Tell Your People

When I first started in consulting, I was on a big project with the U.S. Fish and Wildlife Service. It was an extensive assessment of “organizational issues” broadly speaking. I did a LOT of interviews and focus groups. I remember meeting with one of the senior regional managers who made a point about internal communication that I have since quoted liberally. I thought it was time to put it in the blog. He said (a paraphrase):

“Tell your people. Tell them what’s going on. Tell them everything. Tell them multiple times. Because  here’s the kicker: if you don’t tell them, they’ll make it up! And I can guarantee you whatever they make up is likely to be much worse than the truth.”

He’s not the only one to say something like this, of course, but it’s amazing to me how seemingly hard it is to follow this advice.

Let go of the fear. Tell your people.


  1. 24.02.2012 at 8:27 am


    Love, love, love this. I completely agree.

    In fact, “not saying anything” is actually a much louder message (and resonates longer) than whatever you are avoiding talking about. It tells your people that not only do you not value them, you don’t think they are capable or trustworthy enough to handle what is happening. This message of distrust further alienates the very people you depend on for success.

    My background is in political messaging and one thing we always told candidates – If there’s something in your past you’re worried about, know that it will come out and it’s much better hearing it from you in the manner in which you want to address it than on the tongues of the competition.

    And when it comes to companies and employees, especially in this economic climate, if you are keeping something from your people (like you said above) what they can imagine (or Google) is probably much worse than the reality of the matter.

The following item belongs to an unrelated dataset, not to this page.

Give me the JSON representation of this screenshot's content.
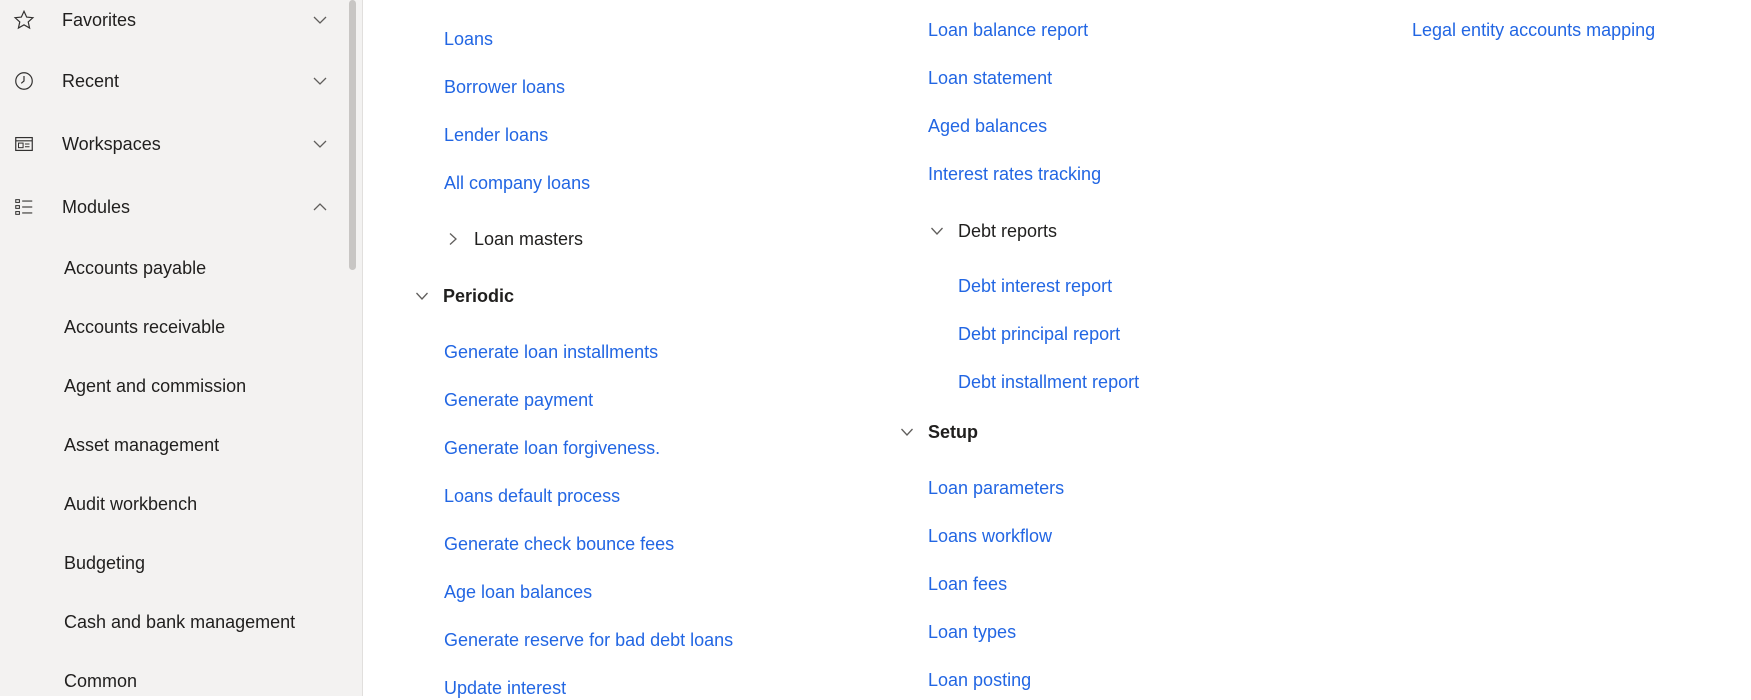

Keeping information from them will corrode future messages as well as your people will begin to wonder what else you’re not telling them. A small secret then becomes a future chasm in communication. Is that really worth it?

  2. 24.02.2012 at 8:50 am

    Amen, Christina! And it’s not just about being silent, it’s about telling your people MORE than you currently tell them, and telling them many times, from different angles. We really need to push for more clarity internally, and that takes some effort.

  3. 13.03.2012 at 9:12 pm

    I think sometimes people in formal management or leadership positions are so familiar with some pieces of information that they believe they have communicated them more to others than they really have. One of the other obvious aspects of this communication issue is we have to communicate things in language and ways that have meaning for the people with whom we are speaking, not just in terms that resonate with us.